A few weeks ago, I found myself strolling through Disney Springs with some friends and that all too familiar stomach grumble began to kick in. It was around lunchtime, and it was time for a game time decision: where to eat?
To give you some background, I love me some Morimoto Asia. Not only do I think it’s one of (or the) best restaurant on Disney property, it ranks very highly on my favorite restaurants in the real world too, not just WDW. So when my friends finally landed on Morimoto for lunch, I was psyched.
In our party of four were three Morimoto believers: we had all eaten there before, had our favorite menu items, and all have had exceptional experiences. We were with one Morimoto rookie. He’d never been, but he’d heard all about it.
We went to the host stand and they said it would be about twenty minutes for a table. We saw a few empty high tops in the bar area, and asked if we could sit there and enjoy lunch. She said the bar was open seating so we helped ourselves.
Since we were sitting in the lounge area, the bartender was our waiter. I’m not sure if this had an effect on the quality of our service, but it felt like he was not as familiar with the intricacies of the menu. I asked him if the dinnertime desserts (CHURROS!) would be available during lunch hour and he wasn’t sure. More notably, our Morimoto fledgling friend has an adverse reaction to MSG, and when he asked our waiter if the food had MSG in it, our waiter did not know what MSG was. He quickly grabbed his supervisor and we were surprised to find out that most of the food does have MSG in it. I equate MSG to enhancing the flavor of lower quality Asian cuisine- and was shocked that a high-end restaurant like Morimoto would use it. The supervisor said they could make rice with egg instead of MSG, but there were not a plethora of options otherwise.

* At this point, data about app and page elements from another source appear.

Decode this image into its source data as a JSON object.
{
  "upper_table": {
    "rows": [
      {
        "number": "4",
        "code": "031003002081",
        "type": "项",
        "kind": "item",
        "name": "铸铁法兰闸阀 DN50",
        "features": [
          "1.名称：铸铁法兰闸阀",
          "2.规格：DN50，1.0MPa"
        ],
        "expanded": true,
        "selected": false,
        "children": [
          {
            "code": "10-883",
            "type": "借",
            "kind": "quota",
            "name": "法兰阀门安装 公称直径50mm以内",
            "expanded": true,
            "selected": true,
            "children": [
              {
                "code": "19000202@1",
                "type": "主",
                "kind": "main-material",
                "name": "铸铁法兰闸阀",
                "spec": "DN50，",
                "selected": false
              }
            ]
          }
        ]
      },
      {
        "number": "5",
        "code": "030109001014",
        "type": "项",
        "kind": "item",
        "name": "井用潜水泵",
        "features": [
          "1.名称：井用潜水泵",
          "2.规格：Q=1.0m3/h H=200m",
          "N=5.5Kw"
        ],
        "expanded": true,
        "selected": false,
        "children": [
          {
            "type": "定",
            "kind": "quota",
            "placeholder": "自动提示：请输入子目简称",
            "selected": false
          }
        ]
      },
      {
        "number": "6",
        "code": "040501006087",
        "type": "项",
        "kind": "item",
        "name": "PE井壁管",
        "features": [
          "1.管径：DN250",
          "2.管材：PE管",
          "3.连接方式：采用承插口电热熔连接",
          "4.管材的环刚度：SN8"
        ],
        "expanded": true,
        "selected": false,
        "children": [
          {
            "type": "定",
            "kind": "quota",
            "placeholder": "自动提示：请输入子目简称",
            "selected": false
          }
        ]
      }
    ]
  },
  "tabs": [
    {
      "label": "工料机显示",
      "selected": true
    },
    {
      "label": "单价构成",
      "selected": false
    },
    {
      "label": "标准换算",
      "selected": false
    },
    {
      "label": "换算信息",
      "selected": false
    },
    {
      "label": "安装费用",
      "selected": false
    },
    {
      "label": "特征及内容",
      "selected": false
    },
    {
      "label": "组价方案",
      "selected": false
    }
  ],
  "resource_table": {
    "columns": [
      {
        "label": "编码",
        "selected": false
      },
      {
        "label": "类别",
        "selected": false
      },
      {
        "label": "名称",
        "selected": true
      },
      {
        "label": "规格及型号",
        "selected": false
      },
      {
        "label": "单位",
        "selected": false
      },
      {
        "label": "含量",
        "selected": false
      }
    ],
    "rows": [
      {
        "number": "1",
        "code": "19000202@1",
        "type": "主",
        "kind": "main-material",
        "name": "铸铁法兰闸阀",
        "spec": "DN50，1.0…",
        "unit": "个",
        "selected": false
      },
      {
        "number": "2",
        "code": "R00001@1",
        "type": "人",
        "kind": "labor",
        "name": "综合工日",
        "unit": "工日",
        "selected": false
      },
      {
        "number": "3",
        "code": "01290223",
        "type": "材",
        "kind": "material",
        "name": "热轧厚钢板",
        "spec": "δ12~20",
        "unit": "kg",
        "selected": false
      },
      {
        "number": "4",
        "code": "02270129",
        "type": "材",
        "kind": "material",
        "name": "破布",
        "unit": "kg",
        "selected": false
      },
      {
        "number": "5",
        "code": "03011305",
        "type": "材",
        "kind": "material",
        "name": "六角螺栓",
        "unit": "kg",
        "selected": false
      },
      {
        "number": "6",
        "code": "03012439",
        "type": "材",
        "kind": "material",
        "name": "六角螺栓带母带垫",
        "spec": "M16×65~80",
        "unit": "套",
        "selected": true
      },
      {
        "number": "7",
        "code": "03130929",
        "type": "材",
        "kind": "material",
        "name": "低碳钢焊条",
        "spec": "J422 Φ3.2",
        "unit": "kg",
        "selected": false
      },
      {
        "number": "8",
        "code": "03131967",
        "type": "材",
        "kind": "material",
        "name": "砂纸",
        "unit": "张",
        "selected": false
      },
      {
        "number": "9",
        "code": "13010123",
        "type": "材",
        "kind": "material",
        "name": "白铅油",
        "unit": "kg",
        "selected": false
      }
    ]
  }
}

We put our food orders in: I ordered the Kakuni Pork Belly Bao: two steamed buns of braised pork belly, lettuce and spicy mayo. I was really excited to order this because I am a huge fan of the steamed buns that the China pavilion showcases at the Food and Wine Festival in Epcot. I was incredibly disappointed to see that when the buns came out, more than half of the meat on each bun was completely fat. It prompted me to google: is pork belly really fatty? Answer: yes. However, this seemed more that just a little fat – half of the bun was inedible. Fortunately, I ordered an old standard, the crab Rangoon- which did not disappoint. I would be lying if I didn’t say the bao left a sour taste in my mouth- I ended up not even ordering the churros!